SCHIP reauthorization provisions on premium assistance would
prevent any other state from using the same rules Rhode Island
Bad Timing for Medicaid Expansion
On the same day the FFIS analysis was released, Ray Scheppach,
executive director of the National Governors Association, testified
before the U.S. Senate Committee on Homeland Security and
Governmental Affairs that "even after the recovery package, states
will continue to face a shortfall of more than $200 billion over
the next three years, and will therefore continue to reduce
spending and consider taxes to balance their budgets."
Irrespective of the congressional timeframe for health care reform,
states are in no position to expand Medicaid.
Get People Out of Medicaid
Medicaid does not provide high quality health care, and its
budget pressures are crowding out other state budgetary priorities.
Congress and state policymakers should reverse course and open up
opportunities for poor families to get better care, getting them
out of Medicaid and into private health insurance of their choice.
In that respect, the President's proposal for a Medicaid expansion
and a public program expansion would be a step backward.
All Americans should be integrated into private health insurance
markets, and those markets should be substantially reformed to
guarantee affordable and accessible health insurance to every
citizen who wants personal and portable health coverage, including
those who today have trouble getting coverage because of
pre-existing medical conditions. With the centralization of health
care decision-making in Washington, choice, competition, and state
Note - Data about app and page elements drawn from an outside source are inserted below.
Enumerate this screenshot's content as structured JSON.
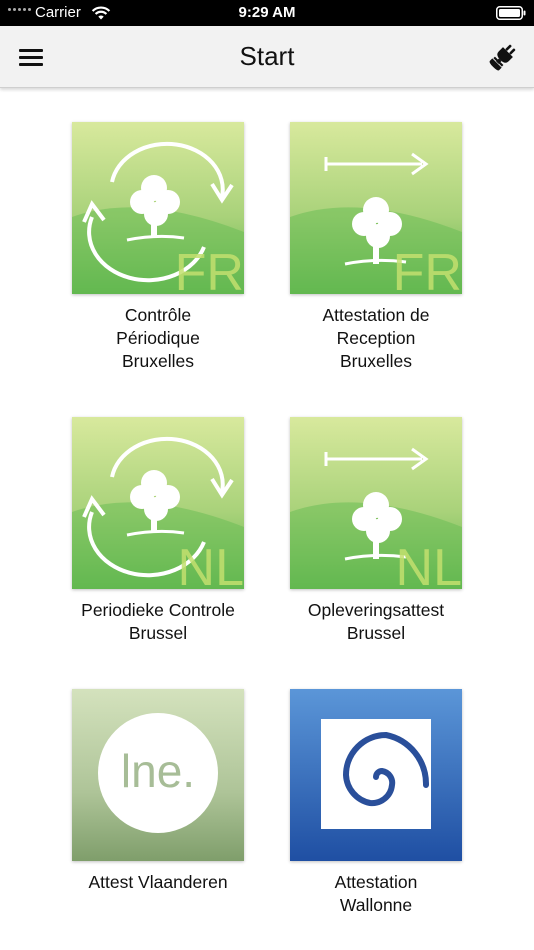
{
  "status_bar": {
    "carrier": "Carrier",
    "time": "9:29 AM"
  },
  "nav": {
    "title": "Start",
    "menu_icon": "hamburger-menu-icon",
    "right_icon": "plug-icon"
  },
  "tiles": [
    {
      "id": "cp-bxl-fr",
      "lines": [
        "Contrôle",
        "Périodique",
        "Bruxelles"
      ],
      "badge": "FR",
      "icon": "tree-cycle-arrows-icon"
    },
    {
      "id": "ar-bxl-fr",
      "lines": [
        "Attestation de",
        "Reception",
        "Bruxelles"
      ],
      "badge": "FR",
      "icon": "tree-arrow-right-icon"
    },
    {
      "id": "pc-bxl-nl",
      "lines": [
        "Periodieke Controle",
        "Brussel"
      ],
      "badge": "NL",
      "icon": "tree-cycle-arrows-icon"
    },
    {
      "id": "oa-bxl-nl",
      "lines": [
        "Opleveringsattest",
        "Brussel"
      ],
      "badge": "NL",
      "icon": "tree-arrow-right-icon"
    },
    {
      "id": "att-vla",
      "lines": [
        "Attest Vlaanderen"
      ],
      "logo_text": "lne.",
      "icon": "lne-logo-icon"
    },
    {
      "id": "att-wal",
      "lines": [
        "Attestation",
        "Wallonne"
      ],
      "icon": "wallonia-spiral-logo-icon"
    }
  ],
  "colors": {
    "green_light": "#d6e89a",
    "green_dark": "#5bb34a",
    "wallonie_blue": "#2a62b6",
    "lne_green": "#8fae7a"
  }
}
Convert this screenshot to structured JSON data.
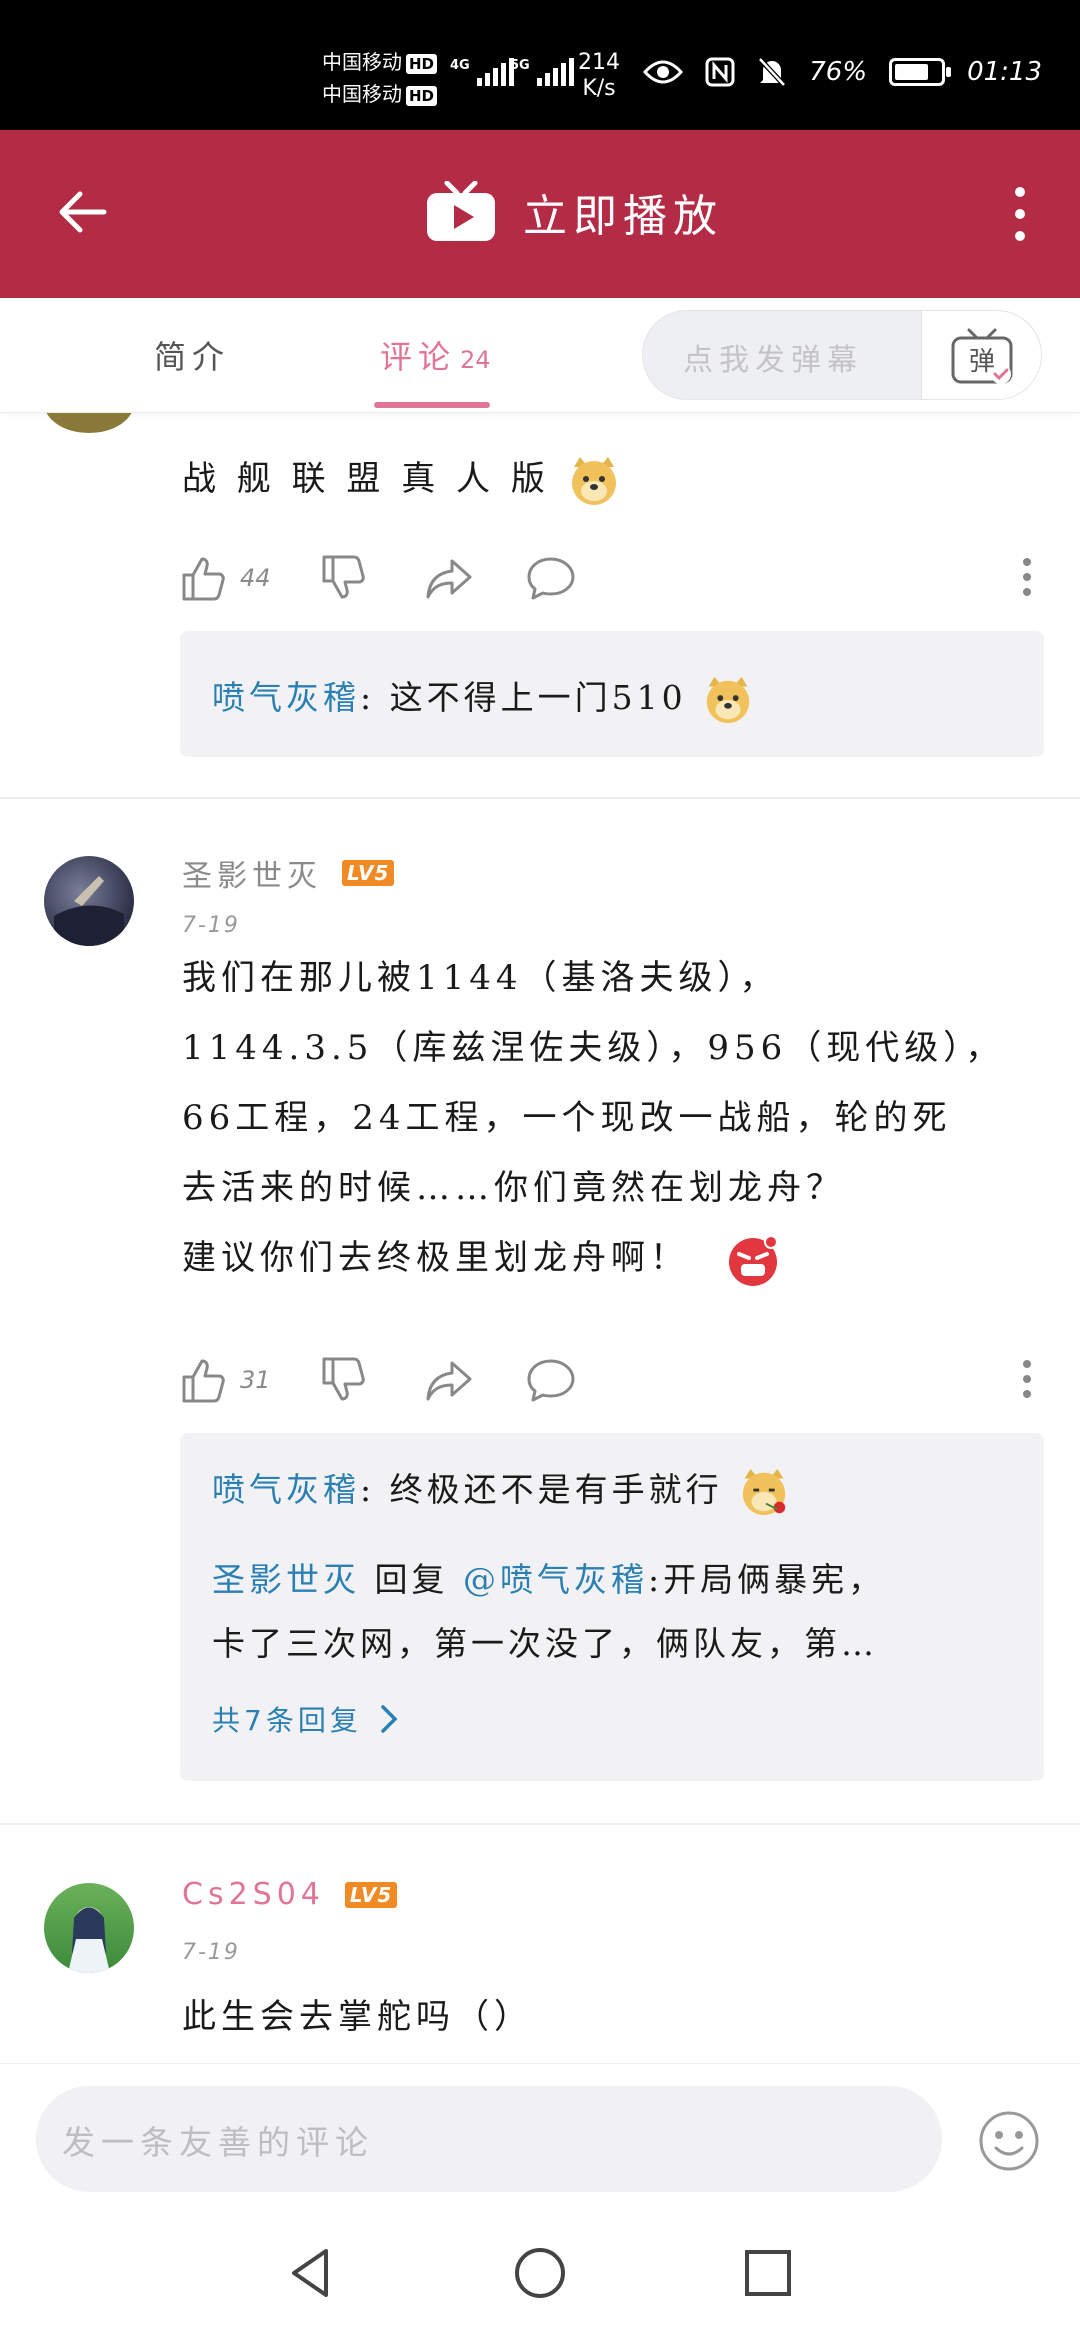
{
  "status_bar": {
    "carrier1": "中国移动",
    "carrier2": "中国移动",
    "hd": "HD",
    "net1": "4G",
    "net2": "5G",
    "speed_value": "214",
    "speed_unit": "K/s",
    "battery_percent": "76%",
    "battery_level": 0.76,
    "time": "01:13"
  },
  "header": {
    "title": "立即播放"
  },
  "tabs": {
    "intro": "简介",
    "comments": "评论",
    "comments_count": "24",
    "danmaku_placeholder": "点我发弹幕",
    "danmaku_button": "弹"
  },
  "comments": [
    {
      "text": "战 舰 联 盟 真 人 版",
      "likes": "44",
      "replies": [
        {
          "user": "喷气灰稽",
          "text": ": 这不得上一门510"
        }
      ]
    },
    {
      "user": "圣影世灭",
      "level": "LV5",
      "date": "7-19",
      "lines": [
        "我们在那儿被1144（基洛夫级），",
        "1144.3.5（库兹涅佐夫级），956（现代级），",
        "66工程，24工程，一个现改一战船，轮的死",
        "去活来的时候……你们竟然在划龙舟？",
        "建议你们去终极里划龙舟啊！"
      ],
      "likes": "31",
      "replies": [
        {
          "user": "喷气灰稽",
          "text": ": 终极还不是有手就行"
        },
        {
          "user": "圣影世灭",
          "mid": " 回复 ",
          "mention": "@喷气灰稽",
          "text": ":开局俩暴宪，",
          "text2": "卡了三次网，第一次没了，俩队友，第…"
        }
      ],
      "more_replies": "共7条回复"
    },
    {
      "user": "Cs2S04",
      "level": "LV5",
      "date": "7-19",
      "text": "此生会去掌舵吗（）"
    }
  ],
  "input": {
    "placeholder": "发一条友善的评论"
  },
  "colors": {
    "header_bg": "#b42b45",
    "accent_pink": "#e07595",
    "reply_blue": "#2a7fb3",
    "level_orange": "#f08a24"
  }
}
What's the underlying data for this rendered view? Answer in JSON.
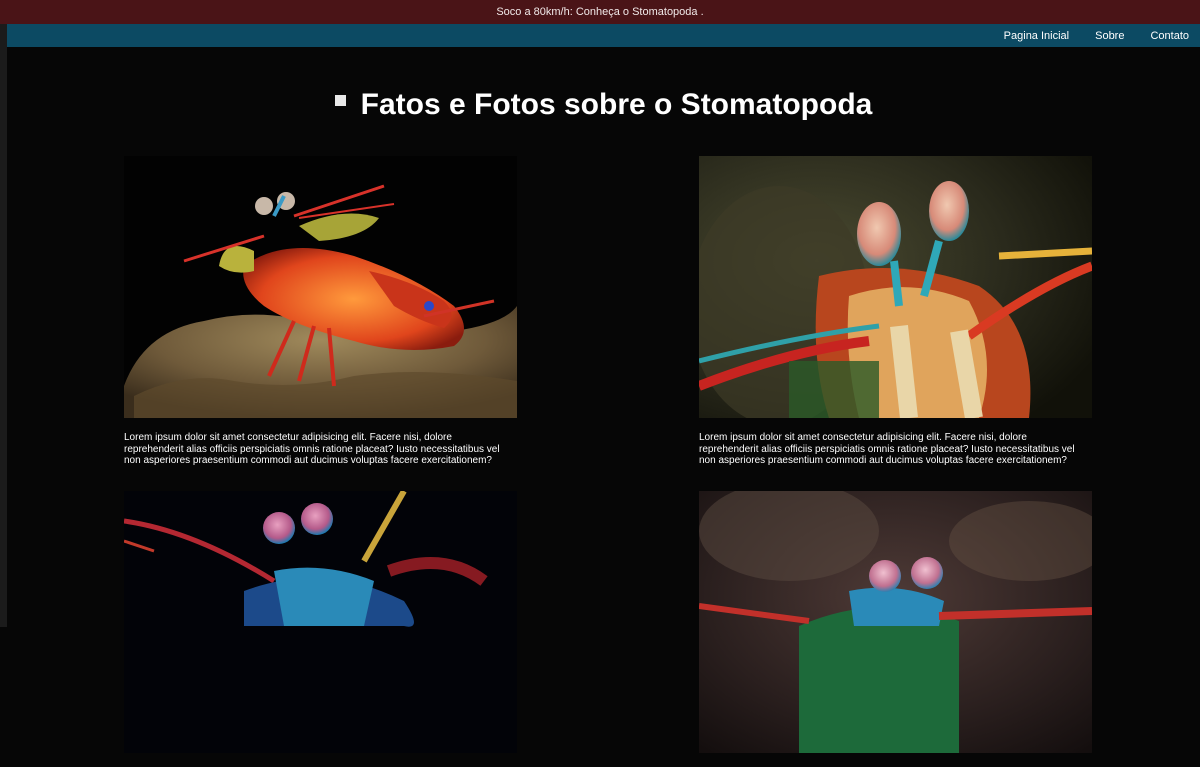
{
  "banner": {
    "text": "Soco a 80km/h: Conheça o Stomatopoda ."
  },
  "nav": {
    "items": [
      {
        "label": "Pagina Inicial"
      },
      {
        "label": "Sobre"
      },
      {
        "label": "Contato"
      }
    ]
  },
  "main": {
    "title": "Fatos e Fotos sobre o Stomatopoda",
    "cards": [
      {
        "caption": "Lorem ipsum dolor sit amet consectetur adipisicing elit. Facere nisi, dolore reprehenderit alias officiis perspiciatis omnis ratione placeat? Iusto necessitatibus vel non asperiores praesentium commodi aut ducimus voluptas facere exercitationem?"
      },
      {
        "caption": "Lorem ipsum dolor sit amet consectetur adipisicing elit. Facere nisi, dolore reprehenderit alias officiis perspiciatis omnis ratione placeat? Iusto necessitatibus vel non asperiores praesentium commodi aut ducimus voluptas facere exercitationem?"
      },
      {
        "caption": ""
      },
      {
        "caption": ""
      }
    ]
  },
  "colors": {
    "banner_bg": "#4a1417",
    "navbar_bg": "#0c4a63",
    "page_bg": "#060606"
  }
}
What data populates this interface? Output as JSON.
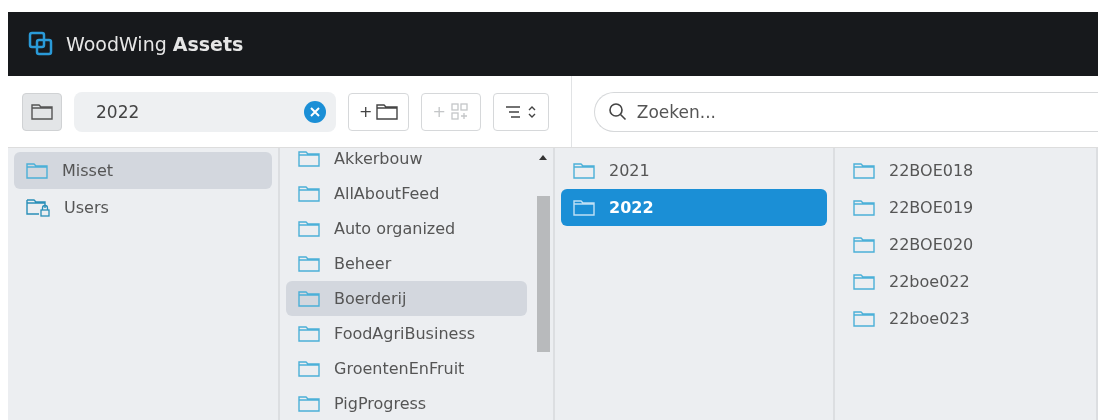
{
  "header": {
    "title": "WoodWing **Assets**"
  },
  "toolbar": {
    "path_field": {
      "value": "2022"
    },
    "buttons": [
      {
        "kind": "new_folder",
        "label": "+",
        "disabled": false
      },
      {
        "kind": "new_collection",
        "label": "+",
        "disabled": true
      },
      {
        "kind": "sort",
        "disabled": false
      }
    ],
    "search": {
      "placeholder": "Zoeken..."
    }
  },
  "columns": [
    {
      "items": [
        {
          "kind": "folder",
          "label": "Misset",
          "selected": true,
          "focused": false
        },
        {
          "kind": "users",
          "label": "Users",
          "selected": false,
          "focused": false
        }
      ]
    },
    {
      "scrollbar": true,
      "items": [
        {
          "kind": "folder",
          "label": "Akkerbouw",
          "selected": false,
          "focused": false
        },
        {
          "kind": "folder",
          "label": "AllAboutFeed",
          "selected": false,
          "focused": false
        },
        {
          "kind": "folder",
          "label": "Auto organized",
          "selected": false,
          "focused": false
        },
        {
          "kind": "folder",
          "label": "Beheer",
          "selected": false,
          "focused": false
        },
        {
          "kind": "folder",
          "label": "Boerderij",
          "selected": true,
          "focused": false
        },
        {
          "kind": "folder",
          "label": "FoodAgriBusiness",
          "selected": false,
          "focused": false
        },
        {
          "kind": "folder",
          "label": "GroentenEnFruit",
          "selected": false,
          "focused": false
        },
        {
          "kind": "folder",
          "label": "PigProgress",
          "selected": false,
          "focused": false
        }
      ]
    },
    {
      "items": [
        {
          "kind": "folder",
          "label": "2021",
          "selected": false,
          "focused": false
        },
        {
          "kind": "folder",
          "label": "2022",
          "selected": true,
          "focused": true
        }
      ]
    },
    {
      "items": [
        {
          "kind": "folder",
          "label": "22BOE018",
          "selected": false,
          "focused": false
        },
        {
          "kind": "folder",
          "label": "22BOE019",
          "selected": false,
          "focused": false
        },
        {
          "kind": "folder",
          "label": "22BOE020",
          "selected": false,
          "focused": false
        },
        {
          "kind": "folder",
          "label": "22boe022",
          "selected": false,
          "focused": false
        },
        {
          "kind": "folder",
          "label": "22boe023",
          "selected": false,
          "focused": false
        }
      ]
    }
  ]
}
innovation and experimentation would be put at risk.
Smith is Senior Fellow in the Center for Health Policy Studies
at The Heritage Foundation.